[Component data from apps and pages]
• • • • •
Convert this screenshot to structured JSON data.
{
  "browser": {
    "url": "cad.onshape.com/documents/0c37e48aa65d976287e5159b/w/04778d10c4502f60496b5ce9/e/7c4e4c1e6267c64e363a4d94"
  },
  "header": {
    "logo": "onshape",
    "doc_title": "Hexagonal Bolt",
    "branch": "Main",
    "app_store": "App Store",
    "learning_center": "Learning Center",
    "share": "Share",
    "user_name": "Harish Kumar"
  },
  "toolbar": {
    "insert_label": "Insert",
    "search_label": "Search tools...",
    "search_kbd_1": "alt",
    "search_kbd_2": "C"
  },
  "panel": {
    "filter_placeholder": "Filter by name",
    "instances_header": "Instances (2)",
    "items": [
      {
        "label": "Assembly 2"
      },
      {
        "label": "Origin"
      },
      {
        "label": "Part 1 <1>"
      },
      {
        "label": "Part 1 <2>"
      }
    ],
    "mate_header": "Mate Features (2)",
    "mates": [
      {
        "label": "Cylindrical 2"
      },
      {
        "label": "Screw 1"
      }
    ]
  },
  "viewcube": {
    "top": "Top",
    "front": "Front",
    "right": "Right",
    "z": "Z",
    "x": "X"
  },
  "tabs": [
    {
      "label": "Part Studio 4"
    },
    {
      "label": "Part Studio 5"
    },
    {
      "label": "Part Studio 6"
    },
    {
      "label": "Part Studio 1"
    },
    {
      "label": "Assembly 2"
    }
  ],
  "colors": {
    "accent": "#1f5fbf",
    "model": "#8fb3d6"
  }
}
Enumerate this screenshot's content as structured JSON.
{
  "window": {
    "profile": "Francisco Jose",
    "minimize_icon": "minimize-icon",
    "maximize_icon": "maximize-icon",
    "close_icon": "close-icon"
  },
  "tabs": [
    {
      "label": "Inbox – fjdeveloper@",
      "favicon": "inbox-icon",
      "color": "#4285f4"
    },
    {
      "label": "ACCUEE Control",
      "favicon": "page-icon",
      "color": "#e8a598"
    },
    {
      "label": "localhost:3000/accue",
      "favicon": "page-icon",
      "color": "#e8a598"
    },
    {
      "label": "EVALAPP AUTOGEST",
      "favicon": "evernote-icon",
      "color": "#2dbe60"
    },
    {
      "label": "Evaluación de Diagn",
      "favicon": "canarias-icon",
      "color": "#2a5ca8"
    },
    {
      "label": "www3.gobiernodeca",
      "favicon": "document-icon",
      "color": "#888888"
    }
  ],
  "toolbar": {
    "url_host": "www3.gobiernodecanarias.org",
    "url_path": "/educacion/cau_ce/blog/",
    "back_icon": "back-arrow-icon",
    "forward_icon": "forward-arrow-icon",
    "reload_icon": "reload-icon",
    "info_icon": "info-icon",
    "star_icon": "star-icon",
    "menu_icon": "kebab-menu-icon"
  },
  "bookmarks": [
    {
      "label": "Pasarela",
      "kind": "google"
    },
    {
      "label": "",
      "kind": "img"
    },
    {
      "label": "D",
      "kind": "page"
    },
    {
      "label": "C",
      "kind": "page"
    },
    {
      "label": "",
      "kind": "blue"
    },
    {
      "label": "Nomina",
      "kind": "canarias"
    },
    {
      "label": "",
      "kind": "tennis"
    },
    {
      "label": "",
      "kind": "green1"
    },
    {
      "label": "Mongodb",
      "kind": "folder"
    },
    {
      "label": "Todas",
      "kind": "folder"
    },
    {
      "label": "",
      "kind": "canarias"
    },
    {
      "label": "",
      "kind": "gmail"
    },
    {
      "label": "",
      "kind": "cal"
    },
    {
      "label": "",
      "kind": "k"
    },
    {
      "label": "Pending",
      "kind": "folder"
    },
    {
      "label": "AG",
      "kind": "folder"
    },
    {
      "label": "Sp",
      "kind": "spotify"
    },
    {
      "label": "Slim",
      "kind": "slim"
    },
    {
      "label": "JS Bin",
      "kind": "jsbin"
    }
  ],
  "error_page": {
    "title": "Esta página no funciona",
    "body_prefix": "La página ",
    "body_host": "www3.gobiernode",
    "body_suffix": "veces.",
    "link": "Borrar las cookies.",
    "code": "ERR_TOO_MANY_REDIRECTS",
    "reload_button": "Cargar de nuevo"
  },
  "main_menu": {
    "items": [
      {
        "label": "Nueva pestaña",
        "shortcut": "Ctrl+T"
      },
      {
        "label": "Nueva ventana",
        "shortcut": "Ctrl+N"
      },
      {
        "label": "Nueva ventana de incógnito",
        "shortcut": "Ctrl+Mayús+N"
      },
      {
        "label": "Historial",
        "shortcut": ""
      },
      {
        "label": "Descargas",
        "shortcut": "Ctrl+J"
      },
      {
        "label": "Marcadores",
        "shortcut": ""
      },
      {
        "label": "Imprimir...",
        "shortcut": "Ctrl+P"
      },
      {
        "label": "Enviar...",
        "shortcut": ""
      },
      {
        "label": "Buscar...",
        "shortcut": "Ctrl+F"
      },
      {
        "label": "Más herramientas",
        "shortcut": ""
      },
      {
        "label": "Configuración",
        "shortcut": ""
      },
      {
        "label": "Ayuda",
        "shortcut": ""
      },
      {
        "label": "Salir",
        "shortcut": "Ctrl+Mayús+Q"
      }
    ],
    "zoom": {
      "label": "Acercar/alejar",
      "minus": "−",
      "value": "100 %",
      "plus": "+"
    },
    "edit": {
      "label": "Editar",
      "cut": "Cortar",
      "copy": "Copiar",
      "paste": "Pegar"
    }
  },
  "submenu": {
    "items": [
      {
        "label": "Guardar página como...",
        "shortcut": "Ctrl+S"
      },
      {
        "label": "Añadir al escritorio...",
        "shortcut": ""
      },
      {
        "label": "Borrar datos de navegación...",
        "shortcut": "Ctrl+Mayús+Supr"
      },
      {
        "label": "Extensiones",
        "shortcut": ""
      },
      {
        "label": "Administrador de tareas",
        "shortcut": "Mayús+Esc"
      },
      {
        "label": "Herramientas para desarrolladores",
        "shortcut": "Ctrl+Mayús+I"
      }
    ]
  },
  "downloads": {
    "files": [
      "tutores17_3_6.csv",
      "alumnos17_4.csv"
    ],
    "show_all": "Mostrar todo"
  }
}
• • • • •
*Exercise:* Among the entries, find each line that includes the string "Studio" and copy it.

*Output for this exercise:*
      "label": "Part Studio 4"
      "label": "Part Studio 5"
      "label": "Part Studio 6"
      "label": "Part Studio 1"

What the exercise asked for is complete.